(Records from a collection)

====

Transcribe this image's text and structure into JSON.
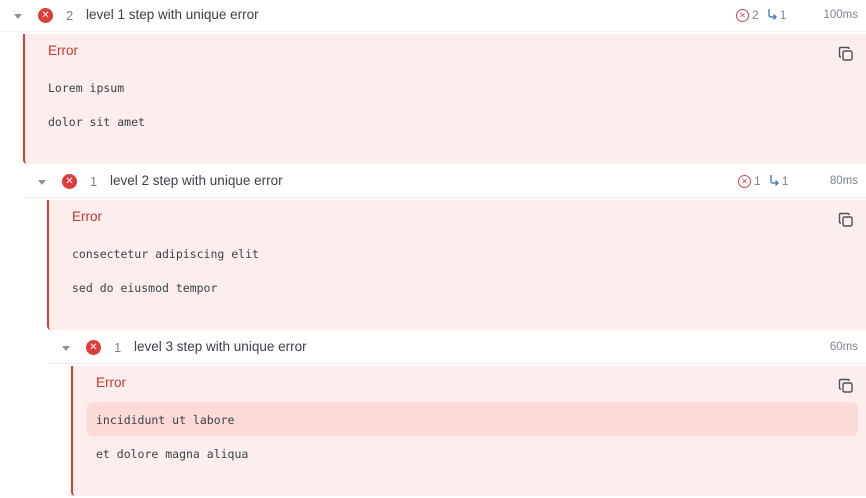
{
  "steps": [
    {
      "index": "2",
      "title": "level 1 step with unique error",
      "error_count": "2",
      "child_count": "1",
      "duration": "100ms",
      "error_label": "Error",
      "lines": [
        "Lorem ipsum",
        "dolor sit amet"
      ]
    },
    {
      "index": "1",
      "title": "level 2 step with unique error",
      "error_count": "1",
      "child_count": "1",
      "duration": "80ms",
      "error_label": "Error",
      "lines": [
        "consectetur adipiscing elit",
        "sed do eiusmod tempor"
      ]
    },
    {
      "index": "1",
      "title": "level 3 step with unique error",
      "duration": "60ms",
      "error_label": "Error",
      "lines": [
        "incididunt ut labore",
        "et dolore magna aliqua"
      ]
    }
  ],
  "icons": {
    "status": "error-x-icon",
    "expand": "caret-down-icon",
    "copy": "copy-icon",
    "error_count": "error-circle-icon",
    "child_count": "child-arrow-icon"
  },
  "colors": {
    "error": "#e03b3b",
    "error_bg": "#fdeeee",
    "error_text": "#c8372d"
  }
}
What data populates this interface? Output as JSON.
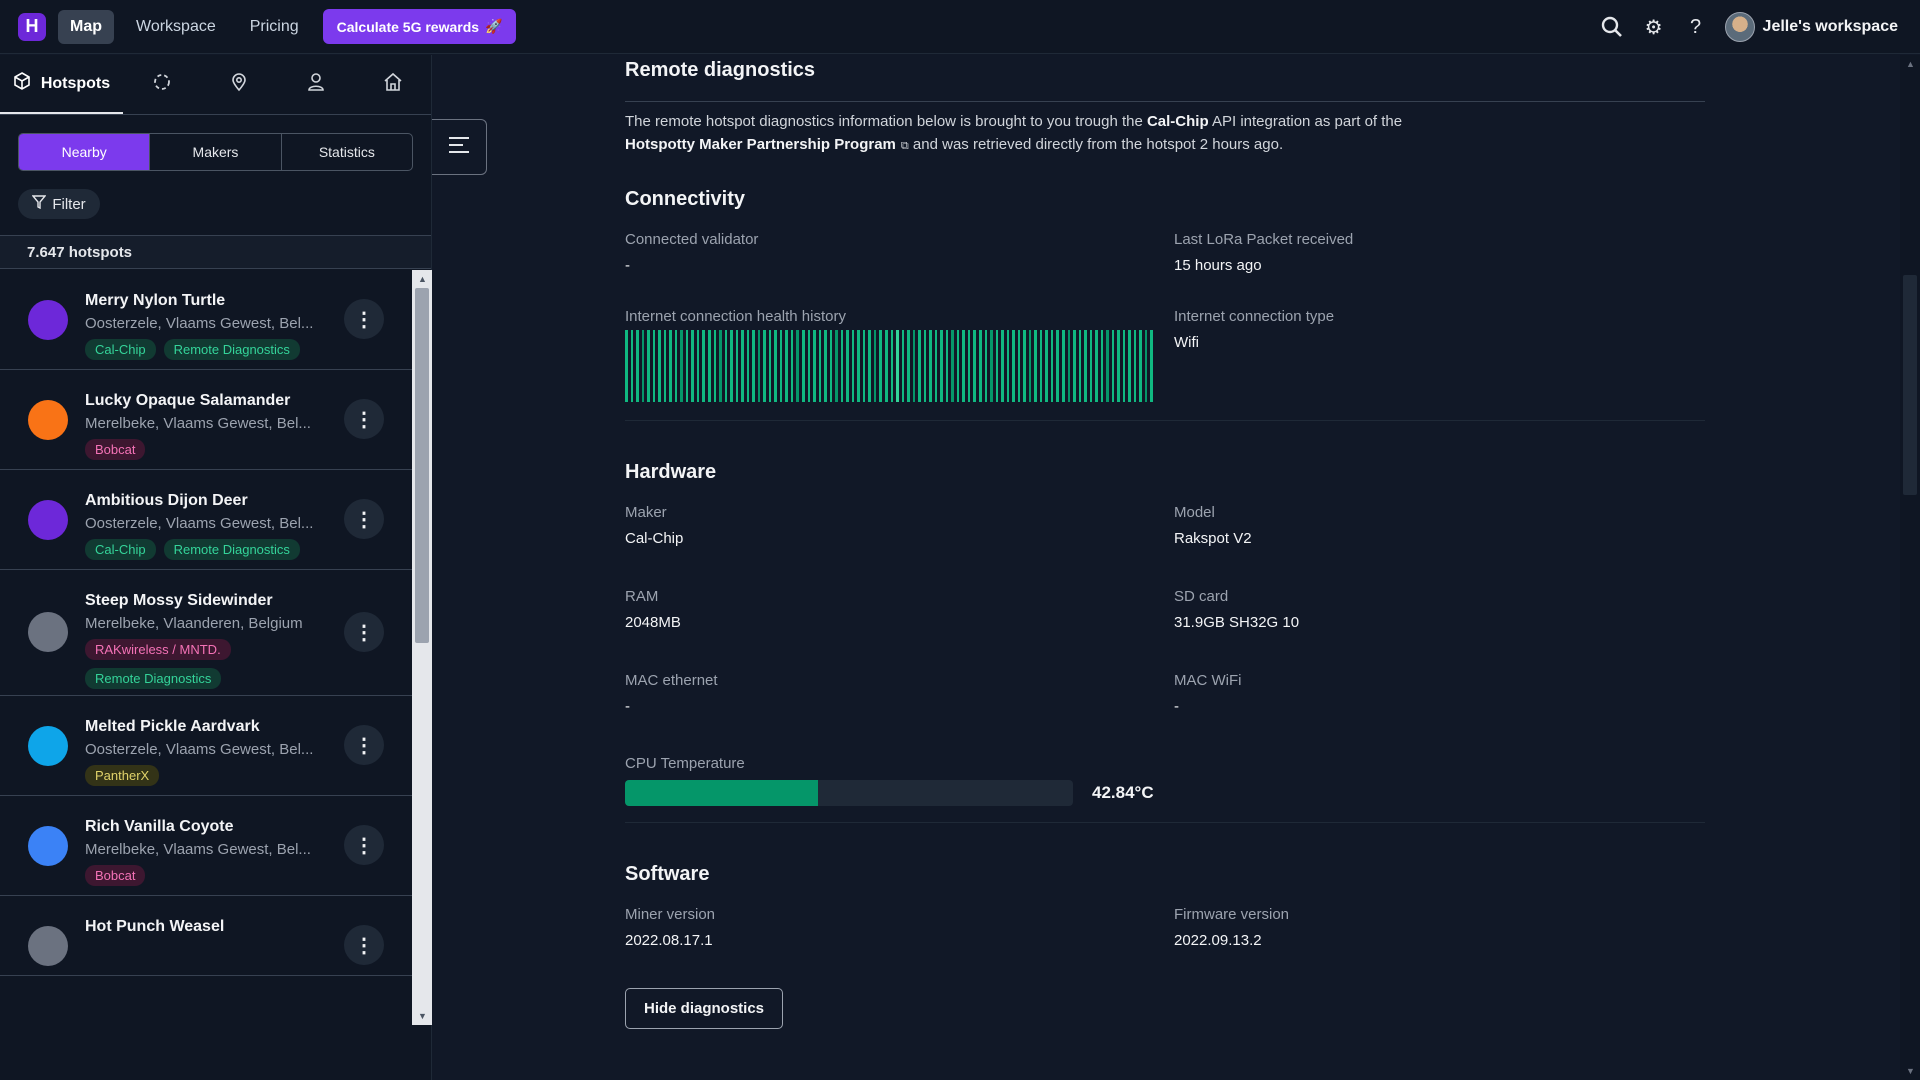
{
  "topnav": {
    "logo": "H",
    "links": [
      "Map",
      "Workspace",
      "Pricing"
    ],
    "cta": "Calculate 5G rewards",
    "workspace": "Jelle's workspace"
  },
  "sidebar": {
    "tabs": {
      "hotspots": "Hotspots"
    },
    "segments": [
      "Nearby",
      "Makers",
      "Statistics"
    ],
    "filter": "Filter",
    "count": "7.647 hotspots",
    "items": [
      {
        "name": "Merry Nylon Turtle",
        "location": "Oosterzele, Vlaams Gewest, Bel...",
        "tags": [
          {
            "label": "Cal-Chip",
            "color": "teal"
          },
          {
            "label": "Remote Diagnostics",
            "color": "teal"
          }
        ],
        "bot_color": "#6d28d9"
      },
      {
        "name": "Lucky Opaque Salamander",
        "location": "Merelbeke, Vlaams Gewest, Bel...",
        "tags": [
          {
            "label": "Bobcat",
            "color": "pink"
          }
        ],
        "bot_color": "#f97316"
      },
      {
        "name": "Ambitious Dijon Deer",
        "location": "Oosterzele, Vlaams Gewest, Bel...",
        "tags": [
          {
            "label": "Cal-Chip",
            "color": "teal"
          },
          {
            "label": "Remote Diagnostics",
            "color": "teal"
          }
        ],
        "bot_color": "#6d28d9"
      },
      {
        "name": "Steep Mossy Sidewinder",
        "location": "Merelbeke, Vlaanderen, Belgium",
        "tags": [
          {
            "label": "RAKwireless / MNTD.",
            "color": "pink"
          },
          {
            "label": "Remote Diagnostics",
            "color": "teal"
          }
        ],
        "bot_color": "#6b7280"
      },
      {
        "name": "Melted Pickle Aardvark",
        "location": "Oosterzele, Vlaams Gewest, Bel...",
        "tags": [
          {
            "label": "PantherX",
            "color": "yellow"
          }
        ],
        "bot_color": "#0ea5e9"
      },
      {
        "name": "Rich Vanilla Coyote",
        "location": "Merelbeke, Vlaams Gewest, Bel...",
        "tags": [
          {
            "label": "Bobcat",
            "color": "pink"
          }
        ],
        "bot_color": "#3b82f6"
      },
      {
        "name": "Hot Punch Weasel",
        "location": "",
        "tags": [],
        "bot_color": "#6b7280"
      }
    ]
  },
  "main": {
    "title": "Remote diagnostics",
    "intro": {
      "p1": "The remote hotspot diagnostics information below is brought to you trough the ",
      "b1": "Cal-Chip",
      "p2": " API integration as part of the",
      "b2": "Hotspotty Maker Partnership Program",
      "p3": " and was retrieved directly from the hotspot 2 hours ago."
    },
    "connectivity": {
      "title": "Connectivity",
      "validator_label": "Connected validator",
      "validator_value": "-",
      "lora_label": "Last LoRa Packet received",
      "lora_value": "15 hours ago",
      "health_label": "Internet connection health history",
      "conn_type_label": "Internet connection type",
      "conn_type_value": "Wifi"
    },
    "hardware": {
      "title": "Hardware",
      "maker_label": "Maker",
      "maker_value": "Cal-Chip",
      "model_label": "Model",
      "model_value": "Rakspot V2",
      "ram_label": "RAM",
      "ram_value": "2048MB",
      "sd_label": "SD card",
      "sd_value": "31.9GB SH32G 10",
      "mac_eth_label": "MAC ethernet",
      "mac_eth_value": "-",
      "mac_wifi_label": "MAC WiFi",
      "mac_wifi_value": "-",
      "cpu_label": "CPU Temperature",
      "cpu_value": "42.84°C",
      "cpu_fraction": 0.43
    },
    "software": {
      "title": "Software",
      "miner_label": "Miner version",
      "miner_value": "2022.08.17.1",
      "firmware_label": "Firmware version",
      "firmware_value": "2022.09.13.2"
    },
    "hide_button": "Hide diagnostics"
  },
  "colors": {
    "accent": "#7c3aed",
    "health": "#10b981",
    "background": "#111827"
  }
}
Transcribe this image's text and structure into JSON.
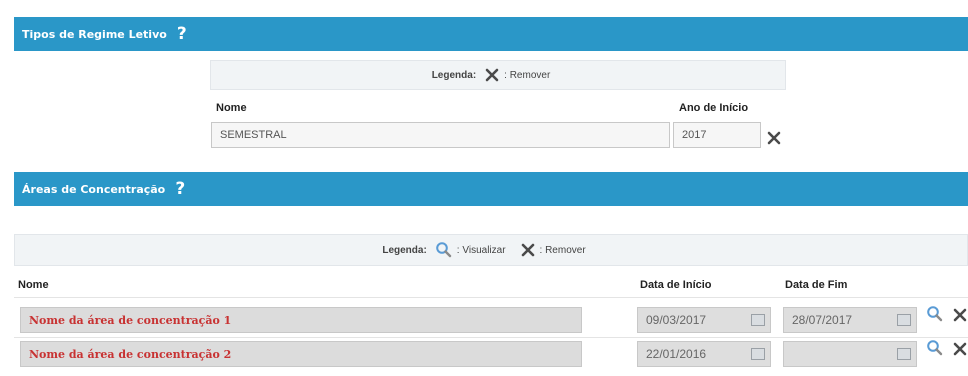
{
  "section1": {
    "title": "Tipos de Regime Letivo",
    "help": "?",
    "legend_label": "Legenda:",
    "legend_remove": ": Remover",
    "col_name": "Nome",
    "col_year": "Ano de Início",
    "rows": [
      {
        "name": "SEMESTRAL",
        "year": "2017"
      }
    ]
  },
  "section2": {
    "title": "Áreas de Concentração",
    "help": "?",
    "legend_label": "Legenda:",
    "legend_view": ": Visualizar",
    "legend_remove": ": Remover",
    "col_name": "Nome",
    "col_start": "Data de Início",
    "col_end": "Data de Fim",
    "rows": [
      {
        "name": "Nome da área de concentração 1",
        "start": "09/03/2017",
        "end": "28/07/2017"
      },
      {
        "name": "Nome da área de concentração 2",
        "start": "22/01/2016",
        "end": ""
      }
    ]
  },
  "colors": {
    "header": "#2a97c8",
    "name_text": "#c83232"
  },
  "icons": [
    "help-icon",
    "remove-icon",
    "view-icon",
    "calendar-icon"
  ]
}
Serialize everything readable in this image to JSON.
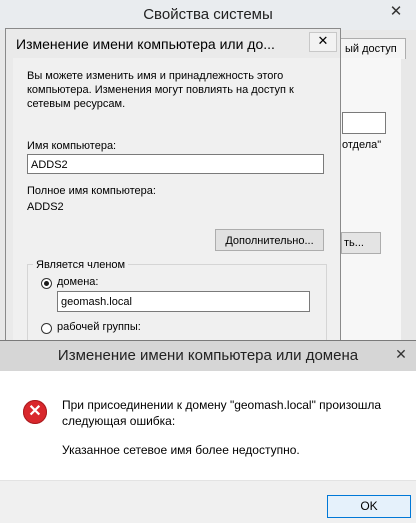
{
  "system_properties": {
    "title": "Свойства системы",
    "close_glyph": "✕",
    "tab_partial": "ый доступ",
    "text_partial": "отдела\"",
    "button_partial": "ть..."
  },
  "name_change_window": {
    "title": "Изменение имени компьютера или до...",
    "close_glyph": "✕",
    "intro": "Вы можете изменить имя и принадлежность этого компьютера. Изменения могут повлиять на доступ к сетевым ресурсам.",
    "computer_name_label": "Имя компьютера:",
    "computer_name_value": "ADDS2",
    "full_name_label": "Полное имя компьютера:",
    "full_name_value": "ADDS2",
    "more_button": "Дополнительно...",
    "member_of_legend": "Является членом",
    "domain_label": "домена:",
    "domain_value": "geomash.local",
    "workgroup_label": "рабочей группы:"
  },
  "error_dialog": {
    "title": "Изменение имени компьютера или домена",
    "close_glyph": "✕",
    "icon": "error-icon",
    "icon_glyph": "✕",
    "message_line1": "При присоединении к домену \"geomash.local\" произошла следующая ошибка:",
    "message_line2": "Указанное сетевое имя более недоступно.",
    "ok_button": "OK"
  }
}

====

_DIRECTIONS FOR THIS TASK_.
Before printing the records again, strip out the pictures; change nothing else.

_ANSWER TO THIS PROBLEM_.
Transcribe this image's text and structure into JSON.
{
  "steps": [
    {
      "index": "2",
      "title": "level 1 step with unique error",
      "error_count": "2",
      "child_count": "1",
      "duration": "100ms",
      "error_label": "Error",
      "lines": [
        "Lorem ipsum",
        "dolor sit amet"
      ]
    },
    {
      "index": "1",
      "title": "level 2 step with unique error",
      "error_count": "1",
      "child_count": "1",
      "duration": "80ms",
      "error_label": "Error",
      "lines": [
        "consectetur adipiscing elit",
        "sed do eiusmod tempor"
      ]
    },
    {
      "index": "1",
      "title": "level 3 step with unique error",
      "duration": "60ms",
      "error_label": "Error",
      "lines": [
        "incididunt ut labore",
        "et dolore magna aliqua"
      ]
    }
  ],
  "icons": {
    "status": "error-x-icon",
    "expand": "caret-down-icon",
    "copy": "copy-icon",
    "error_count": "error-circle-icon",
    "child_count": "child-arrow-icon"
  },
  "colors": {
    "error": "#e03b3b",
    "error_bg": "#fdeeee",
    "error_text": "#c8372d"
  }
}
What data populates this interface? Output as JSON.
{
  "topnav": {
    "logo": "H",
    "links": [
      "Map",
      "Workspace",
      "Pricing"
    ],
    "cta": "Calculate 5G rewards",
    "workspace": "Jelle's workspace"
  },
  "sidebar": {
    "tabs": {
      "hotspots": "Hotspots"
    },
    "segments": [
      "Nearby",
      "Makers",
      "Statistics"
    ],
    "filter": "Filter",
    "count": "7.647 hotspots",
    "items": [
      {
        "name": "Merry Nylon Turtle",
        "location": "Oosterzele, Vlaams Gewest, Bel...",
        "tags": [
          {
            "label": "Cal-Chip",
            "color": "teal"
          },
          {
            "label": "Remote Diagnostics",
            "color": "teal"
          }
        ],
        "bot_color": "#6d28d9"
      },
      {
        "name": "Lucky Opaque Salamander",
        "location": "Merelbeke, Vlaams Gewest, Bel...",
        "tags": [
          {
            "label": "Bobcat",
            "color": "pink"
          }
        ],
        "bot_color": "#f97316"
      },
      {
        "name": "Ambitious Dijon Deer",
        "location": "Oosterzele, Vlaams Gewest, Bel...",
        "tags": [
          {
            "label": "Cal-Chip",
            "color": "teal"
          },
          {
            "label": "Remote Diagnostics",
            "color": "teal"
          }
        ],
        "bot_color": "#6d28d9"
      },
      {
        "name": "Steep Mossy Sidewinder",
        "location": "Merelbeke, Vlaanderen, Belgium",
        "tags": [
          {
            "label": "RAKwireless / MNTD.",
            "color": "pink"
          },
          {
            "label": "Remote Diagnostics",
            "color": "teal"
          }
        ],
        "bot_color": "#6b7280"
      },
      {
        "name": "Melted Pickle Aardvark",
        "location": "Oosterzele, Vlaams Gewest, Bel...",
        "tags": [
          {
            "label": "PantherX",
            "color": "yellow"
          }
        ],
        "bot_color": "#0ea5e9"
      },
      {
        "name": "Rich Vanilla Coyote",
        "location": "Merelbeke, Vlaams Gewest, Bel...",
        "tags": [
          {
            "label": "Bobcat",
            "color": "pink"
          }
        ],
        "bot_color": "#3b82f6"
      },
      {
        "name": "Hot Punch Weasel",
        "location": "",
        "tags": [],
        "bot_color": "#6b7280"
      }
    ]
  },
  "main": {
    "title": "Remote diagnostics",
    "intro": {
      "p1": "The remote hotspot diagnostics information below is brought to you trough the ",
      "b1": "Cal-Chip",
      "p2": " API integration as part of the",
      "b2": "Hotspotty Maker Partnership Program",
      "p3": " and was retrieved directly from the hotspot 2 hours ago."
    },
    "connectivity": {
      "title": "Connectivity",
      "validator_label": "Connected validator",
      "validator_value": "-",
      "lora_label": "Last LoRa Packet received",
      "lora_value": "15 hours ago",
      "health_label": "Internet connection health history",
      "conn_type_label": "Internet connection type",
      "conn_type_value": "Wifi"
    },
    "hardware": {
      "title": "Hardware",
      "maker_label": "Maker",
      "maker_value": "Cal-Chip",
      "model_label": "Model",
      "model_value": "Rakspot V2",
      "ram_label": "RAM",
      "ram_value": "2048MB",
      "sd_label": "SD card",
      "sd_value": "31.9GB SH32G 10",
      "mac_eth_label": "MAC ethernet",
      "mac_eth_value": "-",
      "mac_wifi_label": "MAC WiFi",
      "mac_wifi_value": "-",
      "cpu_label": "CPU Temperature",
      "cpu_value": "42.84°C",
      "cpu_fraction": 0.43
    },
    "software": {
      "title": "Software",
      "miner_label": "Miner version",
      "miner_value": "2022.08.17.1",
      "firmware_label": "Firmware version",
      "firmware_value": "2022.09.13.2"
    },
    "hide_button": "Hide diagnostics"
  },
  "colors": {
    "accent": "#7c3aed",
    "health": "#10b981",
    "background": "#111827"
  }
}
Transcribe this image's text and structure into JSON.
{
  "section1": {
    "title": "Tipos de Regime Letivo",
    "help": "?",
    "legend_label": "Legenda:",
    "legend_remove": ": Remover",
    "col_name": "Nome",
    "col_year": "Ano de Início",
    "rows": [
      {
        "name": "SEMESTRAL",
        "year": "2017"
      }
    ]
  },
  "section2": {
    "title": "Áreas de Concentração",
    "help": "?",
    "legend_label": "Legenda:",
    "legend_view": ": Visualizar",
    "legend_remove": ": Remover",
    "col_name": "Nome",
    "col_start": "Data de Início",
    "col_end": "Data de Fim",
    "rows": [
      {
        "name": "Nome da área de concentração 1",
        "start": "09/03/2017",
        "end": "28/07/2017"
      },
      {
        "name": "Nome da área de concentração 2",
        "start": "22/01/2016",
        "end": ""
      }
    ]
  },
  "colors": {
    "header": "#2a97c8",
    "name_text": "#c83232"
  },
  "icons": [
    "help-icon",
    "remove-icon",
    "view-icon",
    "calendar-icon"
  ]
}
Serialize everything readable in this image to JSON.
{
  "system_properties": {
    "title": "Свойства системы",
    "close_glyph": "✕",
    "tab_partial": "ый доступ",
    "text_partial": "отдела\"",
    "button_partial": "ть..."
  },
  "name_change_window": {
    "title": "Изменение имени компьютера или до...",
    "close_glyph": "✕",
    "intro": "Вы можете изменить имя и принадлежность этого компьютера. Изменения могут повлиять на доступ к сетевым ресурсам.",
    "computer_name_label": "Имя компьютера:",
    "computer_name_value": "ADDS2",
    "full_name_label": "Полное имя компьютера:",
    "full_name_value": "ADDS2",
    "more_button": "Дополнительно...",
    "member_of_legend": "Является членом",
    "domain_label": "домена:",
    "domain_value": "geomash.local",
    "workgroup_label": "рабочей группы:"
  },
  "error_dialog": {
    "title": "Изменение имени компьютера или домена",
    "close_glyph": "✕",
    "icon": "error-icon",
    "icon_glyph": "✕",
    "message_line1": "При присоединении к домену \"geomash.local\" произошла следующая ошибка:",
    "message_line2": "Указанное сетевое имя более недоступно.",
    "ok_button": "OK"
  }
}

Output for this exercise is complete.